Work to complete
Write out all of the records below precisely as given, omitting the images.

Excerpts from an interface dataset
━━━━━━━━━━━━━━━━━━━━━━━━━━━━━━

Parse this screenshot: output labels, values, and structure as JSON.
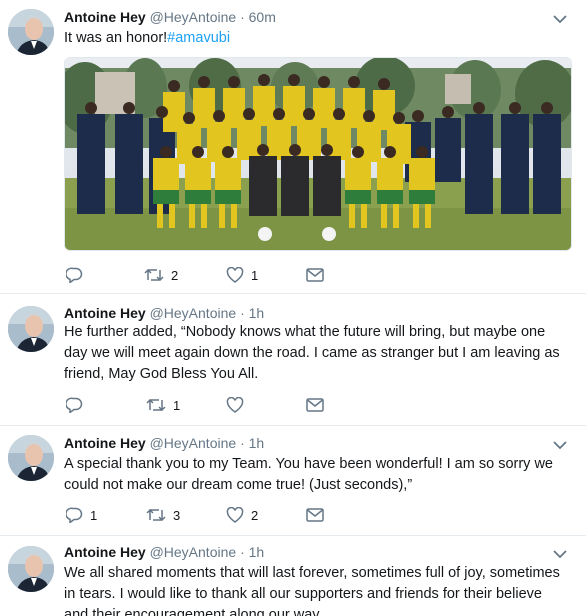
{
  "colors": {
    "accent": "#1da1f2",
    "muted": "#657786",
    "text": "#14171a"
  },
  "icons": {
    "reply": "reply-icon",
    "retweet": "retweet-icon",
    "like": "heart-icon",
    "dm": "envelope-icon",
    "menu": "chevron-down-icon"
  },
  "tweets": [
    {
      "name": "Antoine Hey",
      "handle": "@HeyAntoine",
      "separator": "·",
      "time": "60m",
      "text": "It was an honor!",
      "hashtag": "#amavubi",
      "replies": "",
      "retweets": "2",
      "likes": "1"
    },
    {
      "name": "Antoine Hey",
      "handle": "@HeyAntoine",
      "separator": "·",
      "time": "1h",
      "text": "He further added, “Nobody knows what the future will bring, but maybe one day we will meet again down the road. I came as stranger but I am leaving as friend, May God Bless You All.",
      "replies": "",
      "retweets": "1",
      "likes": ""
    },
    {
      "name": "Antoine Hey",
      "handle": "@HeyAntoine",
      "separator": "·",
      "time": "1h",
      "text": "A special thank you to my Team. You have been wonderful! I am so sorry we could not make our dream come true! (Just seconds),”",
      "replies": "1",
      "retweets": "3",
      "likes": "2"
    },
    {
      "name": "Antoine Hey",
      "handle": "@HeyAntoine",
      "separator": "·",
      "time": "1h",
      "text": "We all shared moments that will last forever, sometimes full of joy, sometimes in tears. I would like to thank all our supporters and friends for their believe and their encouragement along our way."
    }
  ]
}
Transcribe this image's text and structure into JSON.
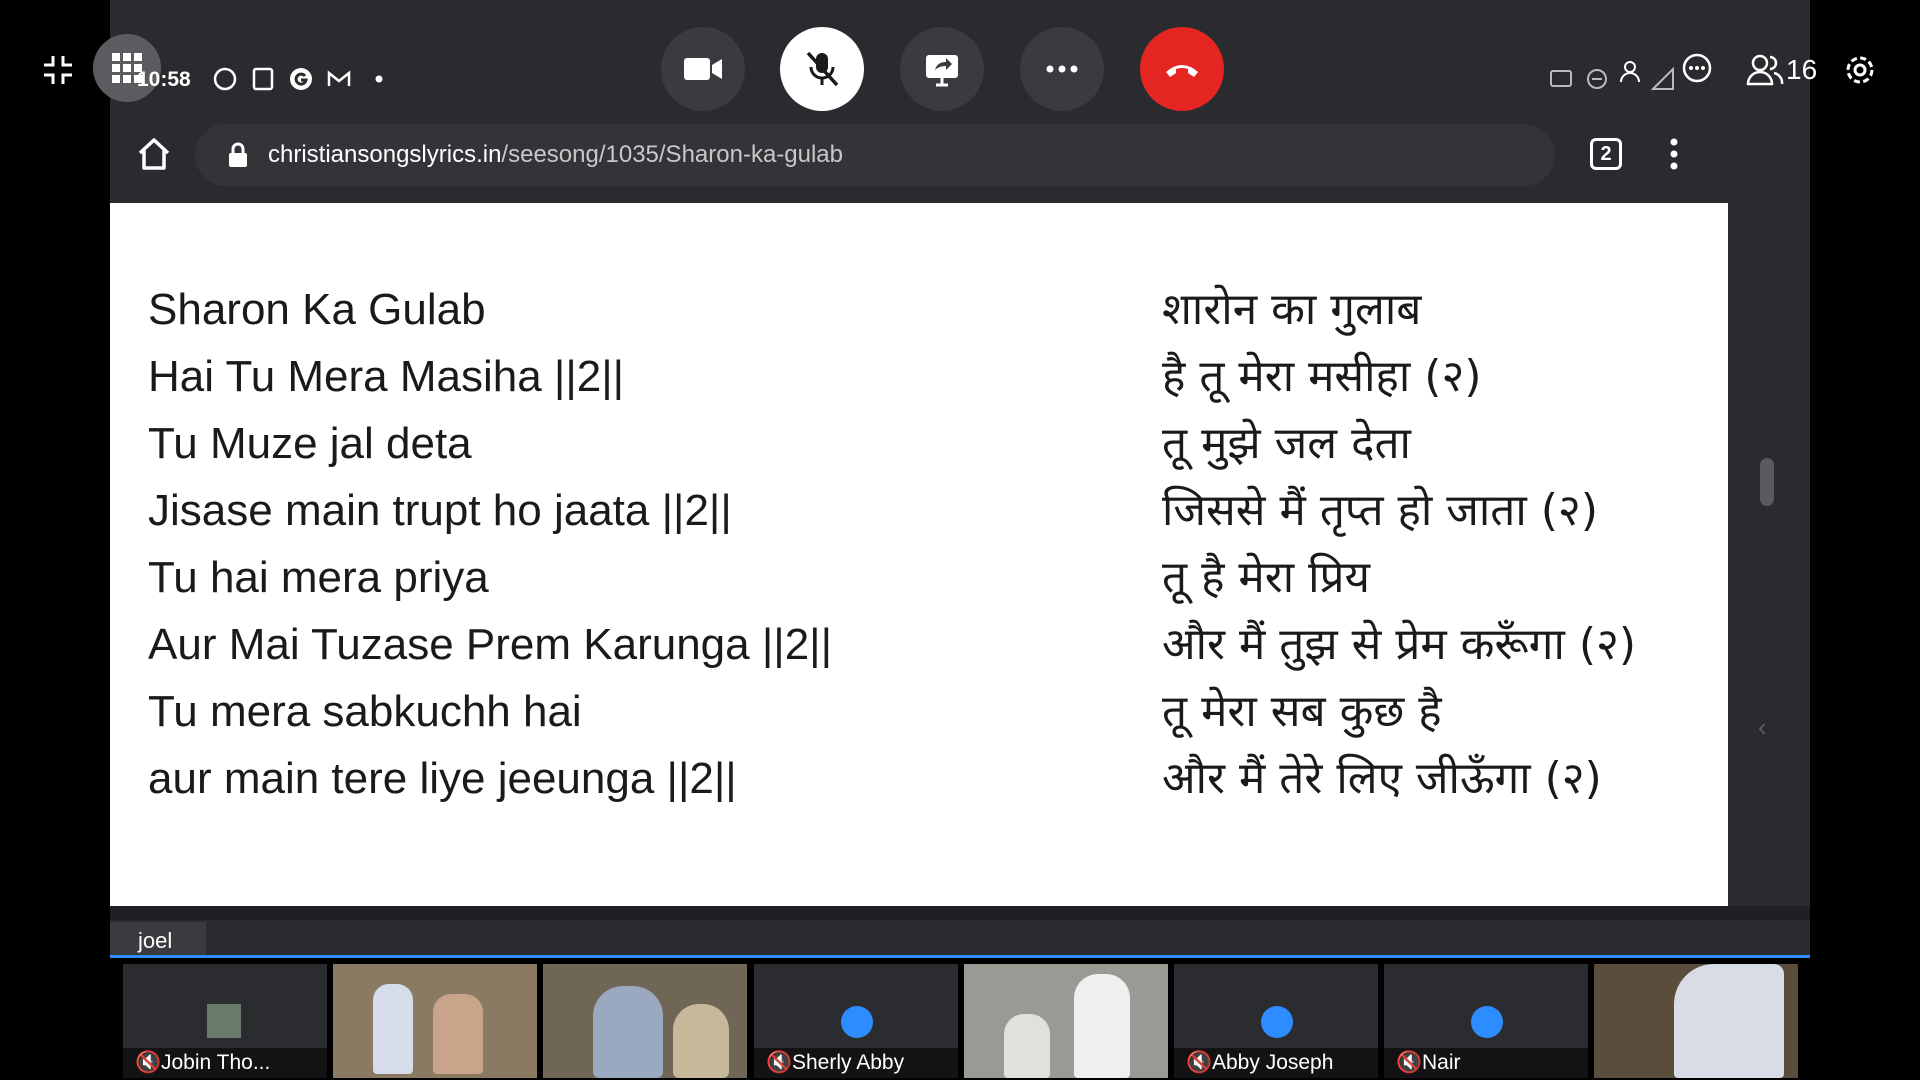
{
  "status_bar": {
    "clock": "10:58",
    "participants_count": "16"
  },
  "browser": {
    "url_host": "christiansongslyrics.in",
    "url_path": "/seesong/1035/Sharon-ka-gulab",
    "tab_count": "2"
  },
  "lyrics": {
    "english": [
      "Sharon Ka Gulab",
      "Hai Tu Mera Masiha ||2||",
      "Tu Muze jal deta",
      "Jisase main trupt ho jaata ||2||",
      "Tu hai mera priya",
      "Aur Mai Tuzase Prem Karunga ||2||",
      "Tu mera sabkuchh hai",
      "aur main tere liye jeeunga ||2||"
    ],
    "hindi": [
      "शारोन का गुलाब",
      "है तू मेरा मसीहा (२)",
      "तू मुझे जल देता",
      "जिससे मैं तृप्त हो जाता (२)",
      "तू है मेरा प्रिय",
      "और मैं तुझ से प्रेम करूँगा (२)",
      "तू मेरा सब कुछ है",
      "और मैं तेरे लिए जीऊँगा (२)"
    ]
  },
  "active_speaker": "joel",
  "participants": [
    {
      "name": "Jobin Tho...",
      "kind": "photo-avatar"
    },
    {
      "name": "",
      "kind": "video"
    },
    {
      "name": "",
      "kind": "video"
    },
    {
      "name": "Sherly Abby",
      "kind": "avatar"
    },
    {
      "name": "",
      "kind": "video"
    },
    {
      "name": "Abby Joseph",
      "kind": "avatar"
    },
    {
      "name": "Nair",
      "kind": "avatar"
    },
    {
      "name": "",
      "kind": "video"
    }
  ],
  "colors": {
    "end_call": "#e52521",
    "accent": "#2d8cff",
    "panel": "#2a2b2e"
  }
}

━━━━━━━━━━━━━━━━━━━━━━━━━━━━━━

Reply to the exercise
Parse this screenshot: output labels, values, and structure as JSON.
{
  "colors": {
    "accent": "#1da1f2",
    "muted": "#657786",
    "text": "#14171a"
  },
  "icons": {
    "reply": "reply-icon",
    "retweet": "retweet-icon",
    "like": "heart-icon",
    "dm": "envelope-icon",
    "menu": "chevron-down-icon"
  },
  "tweets": [
    {
      "name": "Antoine Hey",
      "handle": "@HeyAntoine",
      "separator": "·",
      "time": "60m",
      "text": "It was an honor!",
      "hashtag": "#amavubi",
      "replies": "",
      "retweets": "2",
      "likes": "1"
    },
    {
      "name": "Antoine Hey",
      "handle": "@HeyAntoine",
      "separator": "·",
      "time": "1h",
      "text": "He further added, “Nobody knows what the future will bring, but maybe one day we will meet again down the road. I came as stranger but I am leaving as friend, May God Bless You All.",
      "replies": "",
      "retweets": "1",
      "likes": ""
    },
    {
      "name": "Antoine Hey",
      "handle": "@HeyAntoine",
      "separator": "·",
      "time": "1h",
      "text": "A special thank you to my Team. You have been wonderful! I am so sorry we could not make our dream come true! (Just seconds),”",
      "replies": "1",
      "retweets": "3",
      "likes": "2"
    },
    {
      "name": "Antoine Hey",
      "handle": "@HeyAntoine",
      "separator": "·",
      "time": "1h",
      "text": "We all shared moments that will last forever, sometimes full of joy, sometimes in tears. I would like to thank all our supporters and friends for their believe and their encouragement along our way."
    }
  ]
}
Transcribe this image's text and structure into JSON.
{
  "status_bar": {
    "clock": "10:58",
    "participants_count": "16"
  },
  "browser": {
    "url_host": "christiansongslyrics.in",
    "url_path": "/seesong/1035/Sharon-ka-gulab",
    "tab_count": "2"
  },
  "lyrics": {
    "english": [
      "Sharon Ka Gulab",
      "Hai Tu Mera Masiha ||2||",
      "Tu Muze jal deta",
      "Jisase main trupt ho jaata ||2||",
      "Tu hai mera priya",
      "Aur Mai Tuzase Prem Karunga ||2||",
      "Tu mera sabkuchh hai",
      "aur main tere liye jeeunga ||2||"
    ],
    "hindi": [
      "शारोन का गुलाब",
      "है तू मेरा मसीहा (२)",
      "तू मुझे जल देता",
      "जिससे मैं तृप्त हो जाता (२)",
      "तू है मेरा प्रिय",
      "और मैं तुझ से प्रेम करूँगा (२)",
      "तू मेरा सब कुछ है",
      "और मैं तेरे लिए जीऊँगा (२)"
    ]
  },
  "active_speaker": "joel",
  "participants": [
    {
      "name": "Jobin Tho...",
      "kind": "photo-avatar"
    },
    {
      "name": "",
      "kind": "video"
    },
    {
      "name": "",
      "kind": "video"
    },
    {
      "name": "Sherly Abby",
      "kind": "avatar"
    },
    {
      "name": "",
      "kind": "video"
    },
    {
      "name": "Abby Joseph",
      "kind": "avatar"
    },
    {
      "name": "Nair",
      "kind": "avatar"
    },
    {
      "name": "",
      "kind": "video"
    }
  ],
  "colors": {
    "end_call": "#e52521",
    "accent": "#2d8cff",
    "panel": "#2a2b2e"
  }
}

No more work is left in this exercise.